About this exercise:
Please restate the lines shown below exactly, every one of them.

Dataset:
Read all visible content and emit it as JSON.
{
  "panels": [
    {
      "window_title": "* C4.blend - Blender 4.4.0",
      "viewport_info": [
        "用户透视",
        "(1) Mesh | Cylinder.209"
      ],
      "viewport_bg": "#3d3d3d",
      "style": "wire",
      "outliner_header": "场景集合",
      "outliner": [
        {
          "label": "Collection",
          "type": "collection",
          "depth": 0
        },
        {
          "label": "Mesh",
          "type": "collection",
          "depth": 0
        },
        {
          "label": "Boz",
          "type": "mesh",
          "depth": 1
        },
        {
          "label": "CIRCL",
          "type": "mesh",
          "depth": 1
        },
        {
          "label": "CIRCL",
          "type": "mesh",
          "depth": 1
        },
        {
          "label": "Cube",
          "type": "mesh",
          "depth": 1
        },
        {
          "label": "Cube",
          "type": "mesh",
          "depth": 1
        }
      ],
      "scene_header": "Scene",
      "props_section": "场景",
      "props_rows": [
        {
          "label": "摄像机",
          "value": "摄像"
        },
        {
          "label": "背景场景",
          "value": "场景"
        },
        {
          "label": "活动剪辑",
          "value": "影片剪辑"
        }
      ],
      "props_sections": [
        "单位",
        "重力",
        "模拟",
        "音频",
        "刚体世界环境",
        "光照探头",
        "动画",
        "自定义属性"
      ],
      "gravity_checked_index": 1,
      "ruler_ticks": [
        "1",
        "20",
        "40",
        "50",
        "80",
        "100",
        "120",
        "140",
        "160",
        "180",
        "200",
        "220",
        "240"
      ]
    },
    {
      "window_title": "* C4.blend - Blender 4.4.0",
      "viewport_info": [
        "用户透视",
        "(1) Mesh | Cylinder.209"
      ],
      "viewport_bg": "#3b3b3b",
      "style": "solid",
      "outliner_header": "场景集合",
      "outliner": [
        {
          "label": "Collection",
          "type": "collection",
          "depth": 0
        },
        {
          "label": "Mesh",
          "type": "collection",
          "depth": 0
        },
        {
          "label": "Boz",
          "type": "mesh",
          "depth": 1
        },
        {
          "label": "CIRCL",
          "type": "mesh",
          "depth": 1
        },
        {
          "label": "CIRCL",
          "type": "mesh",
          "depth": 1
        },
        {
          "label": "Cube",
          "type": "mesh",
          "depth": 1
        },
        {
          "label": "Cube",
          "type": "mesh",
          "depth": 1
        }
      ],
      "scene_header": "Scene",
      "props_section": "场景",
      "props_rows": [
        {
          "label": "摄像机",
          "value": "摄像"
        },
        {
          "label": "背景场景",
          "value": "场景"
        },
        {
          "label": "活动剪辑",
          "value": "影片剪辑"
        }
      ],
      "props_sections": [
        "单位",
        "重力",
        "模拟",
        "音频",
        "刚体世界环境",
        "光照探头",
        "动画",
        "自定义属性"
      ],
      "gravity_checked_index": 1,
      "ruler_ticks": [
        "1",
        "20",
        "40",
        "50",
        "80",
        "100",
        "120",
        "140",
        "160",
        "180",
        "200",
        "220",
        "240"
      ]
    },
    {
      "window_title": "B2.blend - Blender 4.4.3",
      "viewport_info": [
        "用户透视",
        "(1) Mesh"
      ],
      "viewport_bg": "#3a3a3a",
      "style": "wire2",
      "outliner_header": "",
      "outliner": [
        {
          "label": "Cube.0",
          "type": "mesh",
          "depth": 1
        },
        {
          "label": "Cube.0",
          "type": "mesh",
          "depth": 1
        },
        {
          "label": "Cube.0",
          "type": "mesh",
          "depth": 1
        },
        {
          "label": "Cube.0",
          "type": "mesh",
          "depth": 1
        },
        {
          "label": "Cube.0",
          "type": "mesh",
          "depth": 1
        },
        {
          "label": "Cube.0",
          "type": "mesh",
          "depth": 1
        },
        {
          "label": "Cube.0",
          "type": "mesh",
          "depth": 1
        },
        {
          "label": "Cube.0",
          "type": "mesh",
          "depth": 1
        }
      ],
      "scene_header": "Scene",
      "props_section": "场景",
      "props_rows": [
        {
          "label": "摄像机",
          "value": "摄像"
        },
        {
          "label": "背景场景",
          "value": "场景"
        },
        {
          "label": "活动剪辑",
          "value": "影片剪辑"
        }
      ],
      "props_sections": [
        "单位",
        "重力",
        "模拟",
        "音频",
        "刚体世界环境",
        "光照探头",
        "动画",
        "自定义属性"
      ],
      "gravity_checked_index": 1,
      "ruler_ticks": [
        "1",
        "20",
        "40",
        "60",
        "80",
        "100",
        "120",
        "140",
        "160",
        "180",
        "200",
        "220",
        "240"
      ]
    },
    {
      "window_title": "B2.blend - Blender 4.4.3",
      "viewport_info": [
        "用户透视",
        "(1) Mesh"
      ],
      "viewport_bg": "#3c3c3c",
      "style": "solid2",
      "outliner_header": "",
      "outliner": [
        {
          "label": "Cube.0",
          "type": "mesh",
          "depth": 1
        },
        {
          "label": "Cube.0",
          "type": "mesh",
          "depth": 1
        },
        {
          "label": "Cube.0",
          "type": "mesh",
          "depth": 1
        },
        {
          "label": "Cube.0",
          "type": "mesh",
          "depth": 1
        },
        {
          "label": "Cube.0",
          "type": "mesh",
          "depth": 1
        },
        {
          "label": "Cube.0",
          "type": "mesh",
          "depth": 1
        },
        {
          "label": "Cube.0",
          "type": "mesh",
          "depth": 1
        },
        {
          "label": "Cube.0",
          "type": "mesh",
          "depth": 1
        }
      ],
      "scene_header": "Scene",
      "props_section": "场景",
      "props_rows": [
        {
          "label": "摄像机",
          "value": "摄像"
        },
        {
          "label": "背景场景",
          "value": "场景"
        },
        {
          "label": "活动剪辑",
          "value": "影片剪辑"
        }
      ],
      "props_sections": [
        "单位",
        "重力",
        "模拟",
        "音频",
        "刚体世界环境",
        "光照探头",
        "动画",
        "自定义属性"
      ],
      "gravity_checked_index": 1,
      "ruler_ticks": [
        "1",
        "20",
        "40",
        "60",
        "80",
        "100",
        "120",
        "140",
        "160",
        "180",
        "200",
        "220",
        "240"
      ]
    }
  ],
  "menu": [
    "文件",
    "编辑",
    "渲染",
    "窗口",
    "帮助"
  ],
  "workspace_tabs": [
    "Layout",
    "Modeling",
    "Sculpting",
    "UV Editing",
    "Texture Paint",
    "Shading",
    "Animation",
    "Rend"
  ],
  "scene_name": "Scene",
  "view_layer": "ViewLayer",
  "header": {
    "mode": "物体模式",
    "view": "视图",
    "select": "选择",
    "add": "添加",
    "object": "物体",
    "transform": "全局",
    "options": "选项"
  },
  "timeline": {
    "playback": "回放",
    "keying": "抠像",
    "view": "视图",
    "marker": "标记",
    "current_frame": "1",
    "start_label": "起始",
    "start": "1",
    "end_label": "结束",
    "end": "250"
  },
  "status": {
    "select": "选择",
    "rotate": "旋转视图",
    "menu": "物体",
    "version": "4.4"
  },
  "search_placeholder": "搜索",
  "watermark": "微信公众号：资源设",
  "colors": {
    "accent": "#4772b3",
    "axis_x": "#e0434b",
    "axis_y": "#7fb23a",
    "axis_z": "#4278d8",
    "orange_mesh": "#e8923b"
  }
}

Task output:
Read all visible content and emit it as JSON.
{
  "panels": [
    {
      "window_title": "* C4.blend - Blender 4.4.0",
      "viewport_info": [
        "用户透视",
        "(1) Mesh | Cylinder.209"
      ],
      "viewport_bg": "#3d3d3d",
      "style": "wire",
      "outliner_header": "场景集合",
      "outliner": [
        {
          "label": "Collection",
          "type": "collection",
          "depth": 0
        },
        {
          "label": "Mesh",
          "type": "collection",
          "depth": 0
        },
        {
          "label": "Boz",
          "type": "mesh",
          "depth": 1
        },
        {
          "label": "CIRCL",
          "type": "mesh",
          "depth": 1
        },
        {
          "label": "CIRCL",
          "type": "mesh",
          "depth": 1
        },
        {
          "label": "Cube",
          "type": "mesh",
          "depth": 1
        },
        {
          "label": "Cube",
          "type": "mesh",
          "depth": 1
        }
      ],
      "scene_header": "Scene",
      "props_section": "场景",
      "props_rows": [
        {
          "label": "摄像机",
          "value": "摄像"
        },
        {
          "label": "背景场景",
          "value": "场景"
        },
        {
          "label": "活动剪辑",
          "value": "影片剪辑"
        }
      ],
      "props_sections": [
        "单位",
        "重力",
        "模拟",
        "音频",
        "刚体世界环境",
        "光照探头",
        "动画",
        "自定义属性"
      ],
      "gravity_checked_index": 1,
      "ruler_ticks": [
        "1",
        "20",
        "40",
        "50",
        "80",
        "100",
        "120",
        "140",
        "160",
        "180",
        "200",
        "220",
        "240"
      ]
    },
    {
      "window_title": "* C4.blend - Blender 4.4.0",
      "viewport_info": [
        "用户透视",
        "(1) Mesh | Cylinder.209"
      ],
      "viewport_bg": "#3b3b3b",
      "style": "solid",
      "outliner_header": "场景集合",
      "outliner": [
        {
          "label": "Collection",
          "type": "collection",
          "depth": 0
        },
        {
          "label": "Mesh",
          "type": "collection",
          "depth": 0
        },
        {
          "label": "Boz",
          "type": "mesh",
          "depth": 1
        },
        {
          "label": "CIRCL",
          "type": "mesh",
          "depth": 1
        },
        {
          "label": "CIRCL",
          "type": "mesh",
          "depth": 1
        },
        {
          "label": "Cube",
          "type": "mesh",
          "depth": 1
        },
        {
          "label": "Cube",
          "type": "mesh",
          "depth": 1
        }
      ],
      "scene_header": "Scene",
      "props_section": "场景",
      "props_rows": [
        {
          "label": "摄像机",
          "value": "摄像"
        },
        {
          "label": "背景场景",
          "value": "场景"
        },
        {
          "label": "活动剪辑",
          "value": "影片剪辑"
        }
      ],
      "props_sections": [
        "单位",
        "重力",
        "模拟",
        "音频",
        "刚体世界环境",
        "光照探头",
        "动画",
        "自定义属性"
      ],
      "gravity_checked_index": 1,
      "ruler_ticks": [
        "1",
        "20",
        "40",
        "50",
        "80",
        "100",
        "120",
        "140",
        "160",
        "180",
        "200",
        "220",
        "240"
      ]
    },
    {
      "window_title": "B2.blend - Blender 4.4.3",
      "viewport_info": [
        "用户透视",
        "(1) Mesh"
      ],
      "viewport_bg": "#3a3a3a",
      "style": "wire2",
      "outliner_header": "",
      "outliner": [
        {
          "label": "Cube.0",
          "type": "mesh",
          "depth": 1
        },
        {
          "label": "Cube.0",
          "type": "mesh",
          "depth": 1
        },
        {
          "label": "Cube.0",
          "type": "mesh",
          "depth": 1
        },
        {
          "label": "Cube.0",
          "type": "mesh",
          "depth": 1
        },
        {
          "label": "Cube.0",
          "type": "mesh",
          "depth": 1
        },
        {
          "label": "Cube.0",
          "type": "mesh",
          "depth": 1
        },
        {
          "label": "Cube.0",
          "type": "mesh",
          "depth": 1
        },
        {
          "label": "Cube.0",
          "type": "mesh",
          "depth": 1
        }
      ],
      "scene_header": "Scene",
      "props_section": "场景",
      "props_rows": [
        {
          "label": "摄像机",
          "value": "摄像"
        },
        {
          "label": "背景场景",
          "value": "场景"
        },
        {
          "label": "活动剪辑",
          "value": "影片剪辑"
        }
      ],
      "props_sections": [
        "单位",
        "重力",
        "模拟",
        "音频",
        "刚体世界环境",
        "光照探头",
        "动画",
        "自定义属性"
      ],
      "gravity_checked_index": 1,
      "ruler_ticks": [
        "1",
        "20",
        "40",
        "60",
        "80",
        "100",
        "120",
        "140",
        "160",
        "180",
        "200",
        "220",
        "240"
      ]
    },
    {
      "window_title": "B2.blend - Blender 4.4.3",
      "viewport_info": [
        "用户透视",
        "(1) Mesh"
      ],
      "viewport_bg": "#3c3c3c",
      "style": "solid2",
      "outliner_header": "",
      "outliner": [
        {
          "label": "Cube.0",
          "type": "mesh",
          "depth": 1
        },
        {
          "label": "Cube.0",
          "type": "mesh",
          "depth": 1
        },
        {
          "label": "Cube.0",
          "type": "mesh",
          "depth": 1
        },
        {
          "label": "Cube.0",
          "type": "mesh",
          "depth": 1
        },
        {
          "label": "Cube.0",
          "type": "mesh",
          "depth": 1
        },
        {
          "label": "Cube.0",
          "type": "mesh",
          "depth": 1
        },
        {
          "label": "Cube.0",
          "type": "mesh",
          "depth": 1
        },
        {
          "label": "Cube.0",
          "type": "mesh",
          "depth": 1
        }
      ],
      "scene_header": "Scene",
      "props_section": "场景",
      "props_rows": [
        {
          "label": "摄像机",
          "value": "摄像"
        },
        {
          "label": "背景场景",
          "value": "场景"
        },
        {
          "label": "活动剪辑",
          "value": "影片剪辑"
        }
      ],
      "props_sections": [
        "单位",
        "重力",
        "模拟",
        "音频",
        "刚体世界环境",
        "光照探头",
        "动画",
        "自定义属性"
      ],
      "gravity_checked_index": 1,
      "ruler_ticks": [
        "1",
        "20",
        "40",
        "60",
        "80",
        "100",
        "120",
        "140",
        "160",
        "180",
        "200",
        "220",
        "240"
      ]
    }
  ],
  "menu": [
    "文件",
    "编辑",
    "渲染",
    "窗口",
    "帮助"
  ],
  "workspace_tabs": [
    "Layout",
    "Modeling",
    "Sculpting",
    "UV Editing",
    "Texture Paint",
    "Shading",
    "Animation",
    "Rend"
  ],
  "scene_name": "Scene",
  "view_layer": "ViewLayer",
  "header": {
    "mode": "物体模式",
    "view": "视图",
    "select": "选择",
    "add": "添加",
    "object": "物体",
    "transform": "全局",
    "options": "选项"
  },
  "timeline": {
    "playback": "回放",
    "keying": "抠像",
    "view": "视图",
    "marker": "标记",
    "current_frame": "1",
    "start_label": "起始",
    "start": "1",
    "end_label": "结束",
    "end": "250"
  },
  "status": {
    "select": "选择",
    "rotate": "旋转视图",
    "menu": "物体",
    "version": "4.4"
  },
  "search_placeholder": "搜索",
  "watermark": "微信公众号：资源设",
  "colors": {
    "accent": "#4772b3",
    "axis_x": "#e0434b",
    "axis_y": "#7fb23a",
    "axis_z": "#4278d8",
    "orange_mesh": "#e8923b"
  }
}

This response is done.